Photo: Scott R. Kline
I really, really enjoyed these stories. Most of them challenged the norm, or what is considered the norm, and I loved the fresh perspectives. The stories themselves are very subtle, in that they don’t carry you away on a torrent of things happening. Instead they let you float along calmly, allowing you to lazily reflect on the surroundings. There’s a little bit of magic in each, and most of them will remind you of a childhood tinged in the sepia tones of memory.
Although these three stories are the stand-out ones for me, all the other stories were pretty good in their own right, and I’ll probably find myself thinking about them at some point in the future. Klages has a very unique way of telling a story that sneaks up on you and burrows under the layers of your subconscious, ready to pop up when you least expect it. She’s a great writer, and I’ll definitely keep an eye out for more of her work.
NOSTALGIA READER praises the collection.
I saw this in one of io9’s upcoming release posts, and the stories that were highlighted sounded interesting enough for me to add it to my to-read list.

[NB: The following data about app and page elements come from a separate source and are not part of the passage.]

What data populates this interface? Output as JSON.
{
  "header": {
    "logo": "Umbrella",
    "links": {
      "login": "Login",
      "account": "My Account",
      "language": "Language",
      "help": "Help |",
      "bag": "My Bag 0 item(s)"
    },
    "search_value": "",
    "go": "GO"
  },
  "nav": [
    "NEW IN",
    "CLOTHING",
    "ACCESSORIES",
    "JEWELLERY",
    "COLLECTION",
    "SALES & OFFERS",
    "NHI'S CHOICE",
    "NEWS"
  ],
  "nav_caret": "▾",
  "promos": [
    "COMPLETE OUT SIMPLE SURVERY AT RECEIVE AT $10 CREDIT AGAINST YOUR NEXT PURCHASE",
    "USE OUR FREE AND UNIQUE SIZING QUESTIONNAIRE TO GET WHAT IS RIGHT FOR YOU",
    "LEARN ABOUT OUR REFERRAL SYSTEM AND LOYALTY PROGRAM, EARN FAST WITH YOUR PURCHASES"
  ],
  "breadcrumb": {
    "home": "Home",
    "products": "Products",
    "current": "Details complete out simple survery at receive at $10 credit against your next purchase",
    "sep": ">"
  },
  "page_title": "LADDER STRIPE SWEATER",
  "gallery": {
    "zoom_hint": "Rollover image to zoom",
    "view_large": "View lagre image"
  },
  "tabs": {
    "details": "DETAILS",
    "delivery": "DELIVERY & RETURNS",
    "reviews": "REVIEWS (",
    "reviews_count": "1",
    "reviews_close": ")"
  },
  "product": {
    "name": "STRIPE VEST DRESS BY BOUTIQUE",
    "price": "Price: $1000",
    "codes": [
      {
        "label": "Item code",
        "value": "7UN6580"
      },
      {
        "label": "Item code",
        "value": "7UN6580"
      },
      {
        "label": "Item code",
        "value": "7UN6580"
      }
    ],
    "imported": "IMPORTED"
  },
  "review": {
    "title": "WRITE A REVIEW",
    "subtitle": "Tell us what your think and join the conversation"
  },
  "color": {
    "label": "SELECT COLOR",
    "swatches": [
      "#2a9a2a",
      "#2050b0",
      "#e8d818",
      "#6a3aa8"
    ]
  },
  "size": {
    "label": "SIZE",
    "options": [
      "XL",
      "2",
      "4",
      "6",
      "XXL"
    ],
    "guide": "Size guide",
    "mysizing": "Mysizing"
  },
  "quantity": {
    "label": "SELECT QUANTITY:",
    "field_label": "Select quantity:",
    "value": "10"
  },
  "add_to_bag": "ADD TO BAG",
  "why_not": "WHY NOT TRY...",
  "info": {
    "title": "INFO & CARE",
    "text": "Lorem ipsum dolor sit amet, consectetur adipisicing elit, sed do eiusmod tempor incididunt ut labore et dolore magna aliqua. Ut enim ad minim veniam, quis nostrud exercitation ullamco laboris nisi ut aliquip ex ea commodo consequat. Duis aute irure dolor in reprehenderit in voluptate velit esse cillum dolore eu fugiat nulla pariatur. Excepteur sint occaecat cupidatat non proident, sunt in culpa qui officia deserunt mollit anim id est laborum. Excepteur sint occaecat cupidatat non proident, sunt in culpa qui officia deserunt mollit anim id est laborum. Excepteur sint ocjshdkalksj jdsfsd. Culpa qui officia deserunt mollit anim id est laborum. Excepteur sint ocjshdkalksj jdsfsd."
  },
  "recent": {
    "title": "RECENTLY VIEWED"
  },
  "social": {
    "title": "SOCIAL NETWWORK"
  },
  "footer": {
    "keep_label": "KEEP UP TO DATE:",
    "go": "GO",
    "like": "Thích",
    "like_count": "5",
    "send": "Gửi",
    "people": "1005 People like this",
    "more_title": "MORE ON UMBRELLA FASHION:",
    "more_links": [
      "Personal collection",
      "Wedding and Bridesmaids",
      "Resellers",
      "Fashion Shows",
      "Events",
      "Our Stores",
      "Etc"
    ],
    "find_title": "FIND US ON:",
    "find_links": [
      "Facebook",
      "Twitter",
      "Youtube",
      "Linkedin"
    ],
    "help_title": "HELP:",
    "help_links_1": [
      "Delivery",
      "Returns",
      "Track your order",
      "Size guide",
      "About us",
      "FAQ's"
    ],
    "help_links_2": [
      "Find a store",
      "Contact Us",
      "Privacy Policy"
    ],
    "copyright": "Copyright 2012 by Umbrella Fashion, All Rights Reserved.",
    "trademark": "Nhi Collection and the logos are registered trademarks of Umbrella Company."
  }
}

When I saw that NetGalley had a copy, I figured I’d give it a shot, even though I’m not really much of a short story person.
I’m very glad I had the opportunity to read this, though. While there were many stories that were just “okay” or that fell flat for me, the ones that I loved, I absolutely LOVED. Klages has a way with the zeitgeist and atmosphere of the 50s and 60s; even though I did not live through those decades, I felt immediately transported back to that time period. It made me appreciate even more the social conventions that the characters in some of these stories break, and it made the magical stories even more amazing. Klages’ brief Story Notes in the back were also highly enjoyable and they gave a more down-to-earth element to the stories.
Looking over my individual story ratings, I was most drawn to the magical realism stories–most of these reminded me, whether slightly or substantially, of Cat Valente’s Fairyland series. Her style is one of my absolute favorites right now, and I loved getting that vibe from another author, who explores the more day-to-day magical realism, rather than the epic questing type.
I had never read any of Klages’ works before this, but I’m now definitely intrigued to read more of her works; the recent PASSING STRANGE is now high on my to read list.
Again, I’m very glad I read this, and will be rereading a few of my favorite stories again soon–the aesthetic is memorably fantastic.
Andrew Wheeler on THE ANTICK MUSINGS OF G.B.H. HORNSWOGGLER, GENT. spotlights the book.
This week, it’s one, which is a nice number: it gives me an excuse to make this post in the first place, lets me pretend I’m giving a spotlight to this one book on purpose, and doesn’t take too much time. If the book itself looks interesting, all the better.
WICKED WONDERS is that book, at least right now. It’s a collection of stories by Ellen Klages, with thirteen pieces of fiction and the true-life story of “The Scary Ham.” (And I am here to tell you I have already read “The Scary Ham,” as I was looking at this book and make preliminary motions at my keyboard. I will tell you no more about it, but it made me want to get into Wicked Wonders more quickly than I otherwise would have.)
It’s a trade paperback from Tachyon, with a classy cover that looks stealthily like whatever dull memoir of a horrible childhood all of those book-club women in your neighborhood are reading right now. Think of it as protective coloration. Read this in public, and everyone will think you’ve got something worthy and classy – and they will be more right than they know.
Do I need to tell you more? I don’t really know Klages – other than running into her a couple of times, back when I was in the SF world more than I am now – and don’t know her work well, either. But I’ve already read one story in this book, and I want to read more. And that’s the core function of a collection: to get you to read one story, and then another. So this book is successful, and you should try it yourself.
For more info on WICKED WONDERS, visit the Tachyon page.
Cover design by Elizabeth Story